Any parent will tell you there are many reasons why babies cry. Some of the most common ones are hunger, gas or the need to change their diaper. Teething is another cause of crying. Parents who have experienced their babies' teething will confirm that it's not always a fun experience. If you're a first-time parent going through this with your little one, you may be wondering how long teething lasts.
Teeth are important for a number of reasons: they help you speak, smile, and chew, explains the American Dental Association (ADA). As the ADA also points out, a typical person has 20 baby teeth at birth. The upper and lower teeth consist of central and lateral incisors, canines, and first and second molars. Tooth eruption in a baby can start at around six months of age with the lower central incisors showing first. They're followed by the upper central incisors at as early as eight months of age, and the upper lateral incisors at nine months. The lower lateral incisors arrive just after, at ten months of age.

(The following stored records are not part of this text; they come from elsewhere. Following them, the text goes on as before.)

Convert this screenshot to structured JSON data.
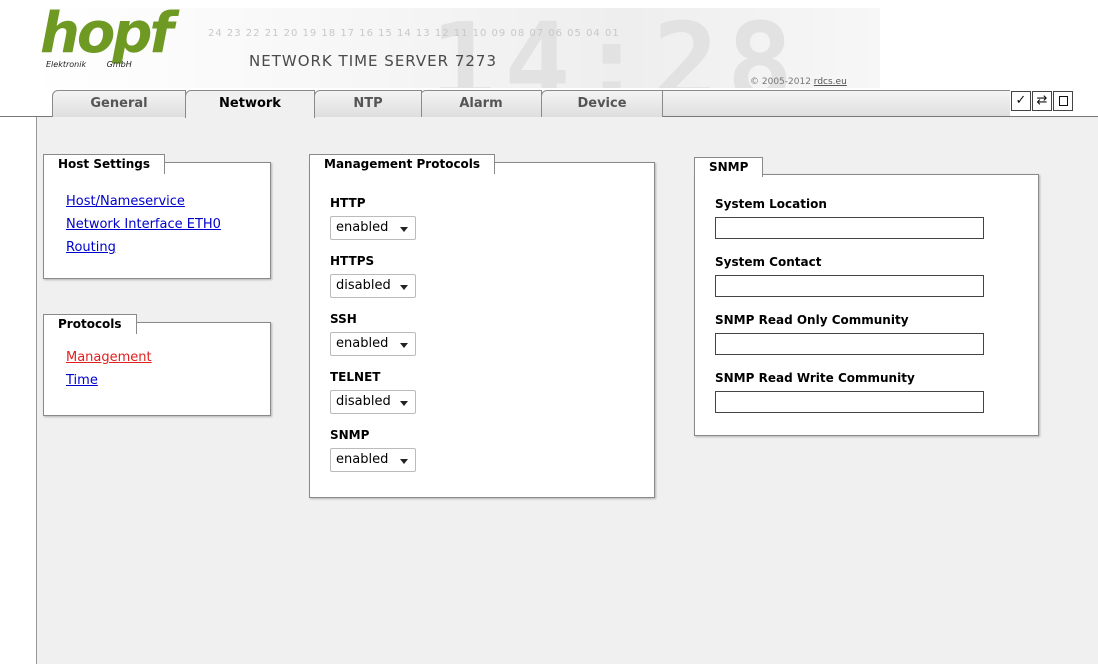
{
  "header": {
    "logo_text": "hopf",
    "logo_subtext": "Elektronik GmbH",
    "hours_strip": "24 23 22 21 20 19 18 17 16 15 14 13 12 11 10 09 08 07 06 05 04 01",
    "background_clock": "14:28",
    "product_title": "NETWORK TIME SERVER 7273",
    "copyright_prefix": "© 2005-2012 ",
    "copyright_link": "rdcs.eu"
  },
  "tabs": [
    {
      "label": "General",
      "active": false
    },
    {
      "label": "Network",
      "active": true
    },
    {
      "label": "NTP",
      "active": false
    },
    {
      "label": "Alarm",
      "active": false
    },
    {
      "label": "Device",
      "active": false
    }
  ],
  "actions": {
    "apply_icon": "check-icon",
    "apply_glyph": "✓",
    "reload_icon": "refresh-icon",
    "reload_glyph": "⇄",
    "save_icon": "square-icon"
  },
  "host_settings": {
    "title": "Host Settings",
    "links": [
      "Host/Nameservice",
      "Network Interface ETH0",
      "Routing"
    ]
  },
  "protocols_nav": {
    "title": "Protocols",
    "links": [
      "Management",
      "Time"
    ],
    "active": "Management"
  },
  "management": {
    "title": "Management Protocols",
    "fields": [
      {
        "label": "HTTP",
        "value": "enabled"
      },
      {
        "label": "HTTPS",
        "value": "disabled"
      },
      {
        "label": "SSH",
        "value": "enabled"
      },
      {
        "label": "TELNET",
        "value": "disabled"
      },
      {
        "label": "SNMP",
        "value": "enabled"
      }
    ]
  },
  "snmp": {
    "title": "SNMP",
    "fields": [
      {
        "label": "System Location",
        "value": ""
      },
      {
        "label": "System Contact",
        "value": ""
      },
      {
        "label": "SNMP Read Only Community",
        "value": ""
      },
      {
        "label": "SNMP Read Write Community",
        "value": ""
      }
    ]
  },
  "colors": {
    "logo_green": "#6e9a24",
    "link_blue": "#0000cc",
    "link_active_red": "#e02020",
    "content_bg": "#f0f0f0"
  }
}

The remaining teeth tend to erupt in the following order: upper and lower first molars between 13 and 14 months, upper and lower canines between 16 and 17 months, and upper and lower second molars between 23 and 25 months. Keep in mind that no two babies are alike – some will start teething early, while others will start later.
If you suspect your baby may be teething, watch out for some familiar signs:
- Fussiness: Teething pain in an otherwise healthy baby can leave your bundle of joy irritable and cranky.
- Trouble sleeping: A change in sleeping patterns, such as waking up multiple times during the night or refusing to nap, can indicate teething discomfort.
- Drooling: When a baby puts everything in his or her mouth, that's a sign of possible tooth eruption. It's typically accompanied by increased drool production.
- Decreased appetite: Even babies who have wonderful appetites may desire less milk as the nursing and bottle-sucking actions can irritate already tender gums.
No parent wants to see their baby suffer from teething pain. There are a handful of remedies you can try to alleviate the pain. The obvious one is to give your baby a cold teething ring or a cold compress to chew. You can also try rubbing his gums with a clean finger to relieve the pain. A warm bath followed by a rocking motion can help to soothe them as well. Consult with your baby's paediatrician before trying an over-the-counter pain reliever.
So, how long does teething last exactly? This is hard to predict as every child is different. You could be implementing these relief measures for some time.
Baby teeth don't need to be brushed until they've erupted completely. Instead, prepare the gums by wiping them with a square gauze to adequately remove plaque. Do that twice per day, especially after meals and before bed.
When it's time to start brushing your baby's teeth, use a toothbrush with extra soft bristles for gentle, yet effective cleaning. The toothbrush head should be specially sized for small children whose teeth are still developing.
It's important to start a foundation of good oral care at an early age. Developing brushing habits in your children early on can lead to a lifetime of oral health. That means brushing at least twice every day. Follow up the brushing with flossing to clean those hard-to-reach areas. And remember to schedule regular cleanings with your dentist to ensure a clean bill of mouth health.